** Problem statement **
The expected output is the data itself, duplicated in full.

----------

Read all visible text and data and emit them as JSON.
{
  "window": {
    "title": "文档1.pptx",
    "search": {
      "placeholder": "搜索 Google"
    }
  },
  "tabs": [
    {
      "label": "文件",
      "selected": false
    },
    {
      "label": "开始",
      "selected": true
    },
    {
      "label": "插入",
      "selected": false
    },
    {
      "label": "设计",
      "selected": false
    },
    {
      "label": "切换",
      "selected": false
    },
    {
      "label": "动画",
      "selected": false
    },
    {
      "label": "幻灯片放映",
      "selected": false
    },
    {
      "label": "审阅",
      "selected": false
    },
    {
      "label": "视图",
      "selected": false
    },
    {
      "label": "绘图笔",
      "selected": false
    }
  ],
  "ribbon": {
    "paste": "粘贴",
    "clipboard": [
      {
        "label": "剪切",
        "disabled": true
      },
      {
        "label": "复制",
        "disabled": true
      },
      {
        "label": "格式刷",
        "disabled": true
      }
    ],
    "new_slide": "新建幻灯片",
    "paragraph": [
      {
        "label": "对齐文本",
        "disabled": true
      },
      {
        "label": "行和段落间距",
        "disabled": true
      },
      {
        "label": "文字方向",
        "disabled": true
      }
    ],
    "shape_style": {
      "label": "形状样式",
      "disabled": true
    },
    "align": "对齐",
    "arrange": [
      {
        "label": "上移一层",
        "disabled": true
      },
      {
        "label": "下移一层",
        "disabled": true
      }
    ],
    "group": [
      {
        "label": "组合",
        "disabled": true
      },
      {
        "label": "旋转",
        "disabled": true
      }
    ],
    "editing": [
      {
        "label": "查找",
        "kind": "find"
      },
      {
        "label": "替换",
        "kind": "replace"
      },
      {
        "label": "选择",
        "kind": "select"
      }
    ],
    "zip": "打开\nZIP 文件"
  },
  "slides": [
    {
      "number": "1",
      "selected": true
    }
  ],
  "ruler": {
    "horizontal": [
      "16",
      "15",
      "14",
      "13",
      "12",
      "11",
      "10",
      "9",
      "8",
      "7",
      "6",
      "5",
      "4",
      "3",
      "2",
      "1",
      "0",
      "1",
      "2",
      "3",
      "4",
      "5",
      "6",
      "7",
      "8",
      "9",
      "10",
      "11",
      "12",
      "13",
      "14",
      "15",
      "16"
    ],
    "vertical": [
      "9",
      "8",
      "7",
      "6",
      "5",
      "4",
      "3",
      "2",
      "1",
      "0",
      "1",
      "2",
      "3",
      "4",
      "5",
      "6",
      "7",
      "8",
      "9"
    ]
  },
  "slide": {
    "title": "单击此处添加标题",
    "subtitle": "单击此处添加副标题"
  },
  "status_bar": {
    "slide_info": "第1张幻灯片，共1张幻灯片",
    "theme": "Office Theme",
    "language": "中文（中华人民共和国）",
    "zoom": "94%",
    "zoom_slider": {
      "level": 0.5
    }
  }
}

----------

** Solution **
Read all visible text and data and emit them as JSON.
{
  "window": {
    "title": "文档1.pptx",
    "search": {
      "placeholder": "搜索 Google"
    }
  },
  "tabs": [
    {
      "label": "文件",
      "selected": false
    },
    {
      "label": "开始",
      "selected": true
    },
    {
      "label": "插入",
      "selected": false
    },
    {
      "label": "设计",
      "selected": false
    },
    {
      "label": "切换",
      "selected": false
    },
    {
      "label": "动画",
      "selected": false
    },
    {
      "label": "幻灯片放映",
      "selected": false
    },
    {
      "label": "审阅",
      "selected": false
    },
    {
      "label": "视图",
      "selected": false
    },
    {
      "label": "绘图笔",
      "selected": false
    }
  ],
  "ribbon": {
    "paste": "粘贴",
    "clipboard": [
      {
        "label": "剪切",
        "disabled": true
      },
      {
        "label": "复制",
        "disabled": true
      },
      {
        "label": "格式刷",
        "disabled": true
      }
    ],
    "new_slide": "新建幻灯片",
    "paragraph": [
      {
        "label": "对齐文本",
        "disabled": true
      },
      {
        "label": "行和段落间距",
        "disabled": true
      },
      {
        "label": "文字方向",
        "disabled": true
      }
    ],
    "shape_style": {
      "label": "形状样式",
      "disabled": true
    },
    "align": "对齐",
    "arrange": [
      {
        "label": "上移一层",
        "disabled": true
      },
      {
        "label": "下移一层",
        "disabled": true
      }
    ],
    "group": [
      {
        "label": "组合",
        "disabled": true
      },
      {
        "label": "旋转",
        "disabled": true
      }
    ],
    "editing": [
      {
        "label": "查找",
        "kind": "find"
      },
      {
        "label": "替换",
        "kind": "replace"
      },
      {
        "label": "选择",
        "kind": "select"
      }
    ],
    "zip": "打开\nZIP 文件"
  },
  "slides": [
    {
      "number": "1",
      "selected": true
    }
  ],
  "ruler": {
    "horizontal": [
      "16",
      "15",
      "14",
      "13",
      "12",
      "11",
      "10",
      "9",
      "8",
      "7",
      "6",
      "5",
      "4",
      "3",
      "2",
      "1",
      "0",
      "1",
      "2",
      "3",
      "4",
      "5",
      "6",
      "7",
      "8",
      "9",
      "10",
      "11",
      "12",
      "13",
      "14",
      "15",
      "16"
    ],
    "vertical": [
      "9",
      "8",
      "7",
      "6",
      "5",
      "4",
      "3",
      "2",
      "1",
      "0",
      "1",
      "2",
      "3",
      "4",
      "5",
      "6",
      "7",
      "8",
      "9"
    ]
  },
  "slide": {
    "title": "单击此处添加标题",
    "subtitle": "单击此处添加副标题"
  },
  "status_bar": {
    "slide_info": "第1张幻灯片，共1张幻灯片",
    "theme": "Office Theme",
    "language": "中文（中华人民共和国）",
    "zoom": "94%",
    "zoom_slider": {
      "level": 0.5
    }
  }
}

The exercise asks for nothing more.